John Gant Faces The Minimum, Cyclones Move Into 1st Place

Wednesday night at MCU Park in Coney Island was “Bark in the Park” day in which fans could bring their canines to the stadium.

But on that night, Brooklyn Cyclones’ righty John Gant was the “top dog.”

Gant tossed a complete-game shutout in which he faced the minimum amount of batters in the Cyclones’ 1-0 win over the Tri-City Valleycats to earn the series win. He allowed only one hit while walking one and striking out five.

John  Gant (Photo courtesy Brooklyn Cyclones)

With the win and an Aberdeen Ironbirds’ 7-3 loss to the Lowell Spinners, the Cyclones are now in first place by a half-game in the McNamara Division of the New York-Penn League. It’s the first time the team has been in first place all summer.

Gant disposed of the Valleycats with 99 pitches in just one-hour and 54 minutes. That’s a huge difference from Tuesday night’s four-hour and 44 minute, 16-inning marathon – which the Cyclones lost 5-3.

“After a game like that last night (Tuesday), everybody’s drained; everybody’s tired,” manager Rich Donnelly said. “But you keep playing to the end, and you see what happens.”

The win is the sixth of the season for Gant, who was named an All-Star earlier this summer. He certainly looked like an All-Star Tuesday.

“Fastballs and change-ups were working,” Gant said of his dominant performance. “With the change, I was very comfortable.”

He retired the first 17 batters to face him before allowing a two-out single to right center in the top of the sixth inning to Valleycats’ shortstop Chan Moon. Moon was caught stealing by Cyclones’ catcher Eddie Rohan to keep the minimum for Gant intact.

This game marked the third time this season Gant has taken a no-hit or perfect-game bid into the sixth inning. He threw 5.2 innings of no-hit ball earlier this season against the Lowell Spinners and then 5.1 no-hit innings against the State College Spikes.

“There’s bad luck in the sixth inning,” Gant joked.

The Cyclones struck for their only run in bottom of the sixth. Third baseman Anthony Chavez led off the inning with an infield single. Left fielder Eris Peguero dropped down a sacrifice bunt, but none of the Valleycats went for the ball and Peguero was safe at first.

Shortstop Gavin Cecchini then grounded a fielder’s choice to second base and was safe at first after Tri-City first baseman Conrad Gregor bobbled the ball, allowing Chavez to score the game’s only run.

Gant walked Valleycats’ right fielder Ronnie Mitchell to lead off the ninth inning. Not only was facing the minimum in jeopardy, but the tying run was also now on base.

After Cyclones’ pitching coach Marc Valdes visited the mound, Gant induced a fly out to center and then a game-ending, minimum-saving double play started by Chavez, who had a stellar gam defensively.

“Chavez played a great game,” Donnelly said. “He had a barehanded play.
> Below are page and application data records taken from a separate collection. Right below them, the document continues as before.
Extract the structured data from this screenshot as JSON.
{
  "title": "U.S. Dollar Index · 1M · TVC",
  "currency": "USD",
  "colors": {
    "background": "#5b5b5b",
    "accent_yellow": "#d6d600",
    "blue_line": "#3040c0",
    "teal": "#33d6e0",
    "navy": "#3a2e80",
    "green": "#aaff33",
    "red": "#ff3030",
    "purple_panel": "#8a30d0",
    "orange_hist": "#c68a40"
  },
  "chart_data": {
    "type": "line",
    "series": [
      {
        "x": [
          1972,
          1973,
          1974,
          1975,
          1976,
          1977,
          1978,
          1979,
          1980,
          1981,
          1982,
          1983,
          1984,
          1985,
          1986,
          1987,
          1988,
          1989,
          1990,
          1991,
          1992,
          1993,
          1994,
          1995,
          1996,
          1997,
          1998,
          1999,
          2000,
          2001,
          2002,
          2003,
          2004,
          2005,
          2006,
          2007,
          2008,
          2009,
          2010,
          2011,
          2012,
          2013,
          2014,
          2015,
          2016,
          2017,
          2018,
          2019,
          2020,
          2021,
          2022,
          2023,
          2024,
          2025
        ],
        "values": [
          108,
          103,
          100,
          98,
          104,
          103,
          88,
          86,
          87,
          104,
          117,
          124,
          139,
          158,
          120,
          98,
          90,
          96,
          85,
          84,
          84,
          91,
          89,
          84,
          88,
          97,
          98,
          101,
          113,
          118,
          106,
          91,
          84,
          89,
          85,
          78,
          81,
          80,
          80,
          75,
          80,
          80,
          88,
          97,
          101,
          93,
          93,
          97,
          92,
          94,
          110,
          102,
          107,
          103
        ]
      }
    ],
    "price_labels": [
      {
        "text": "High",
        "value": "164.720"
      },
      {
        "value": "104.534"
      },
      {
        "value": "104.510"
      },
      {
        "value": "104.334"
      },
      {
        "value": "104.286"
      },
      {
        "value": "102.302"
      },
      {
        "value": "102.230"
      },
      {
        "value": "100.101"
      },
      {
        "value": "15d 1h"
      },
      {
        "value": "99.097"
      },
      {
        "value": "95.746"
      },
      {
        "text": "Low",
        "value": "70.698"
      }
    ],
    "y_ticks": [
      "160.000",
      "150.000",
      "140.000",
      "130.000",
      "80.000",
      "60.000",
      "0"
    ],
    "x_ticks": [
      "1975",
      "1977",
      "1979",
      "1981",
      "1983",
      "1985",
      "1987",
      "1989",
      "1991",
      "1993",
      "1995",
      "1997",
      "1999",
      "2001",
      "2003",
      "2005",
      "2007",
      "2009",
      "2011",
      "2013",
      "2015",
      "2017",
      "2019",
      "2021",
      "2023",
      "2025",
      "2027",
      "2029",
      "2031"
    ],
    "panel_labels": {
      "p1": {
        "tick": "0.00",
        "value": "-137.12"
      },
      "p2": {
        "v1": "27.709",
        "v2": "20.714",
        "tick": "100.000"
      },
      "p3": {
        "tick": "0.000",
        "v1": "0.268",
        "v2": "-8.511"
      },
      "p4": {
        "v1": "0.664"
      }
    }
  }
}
He had a play when he went almost to second base to get the ball, and then he had the last play.”

“The defense made some great plays, and Eddie (Rohan) caught a really good game,” Gant said. “I don’t think I shook him off at all.”

Gant’s effort was the first complete game of the summer for the Cyclones and the first for Brooklyn since Sept. 7, 2012 when Hansel Robles – now with the St. Lucie Mets – threw a complete-game shutout in the playoffs against the Hudson Valley Renegades.

The Cyclones now have seven games left this season, and two more wins would ensure a winning season. Brooklyn has finished over .500 every season since its inception in 2001.

Thursday night at the ballpark will commemorate the 100th anniversary of Ebbets Field – the home of the Brooklyn Dodgers, though it is now an apartment complex in Crown Heights. Fans will receive special jerseys as they watch All-Star Miller Diaz take the hill for the Cyclones against the Staten Island Yankees at 7 p.m.

Click here to view the complete box score from this game.

About Jim Mancari 255 Articles
Jim Mancari hails from Massapequa, N.Y. He earned a Master's degree in journalism from Hofstra University. He is a devout Mets fan and takes pride in his team, despite their lack of success over the last few years. Like all Mets fans, Jim has plenty of hope. He also writes as the sports reporter for the Brooklyn Tablet newspaper and the senior editor of metroBASEBALL Magazine. Be sure to visit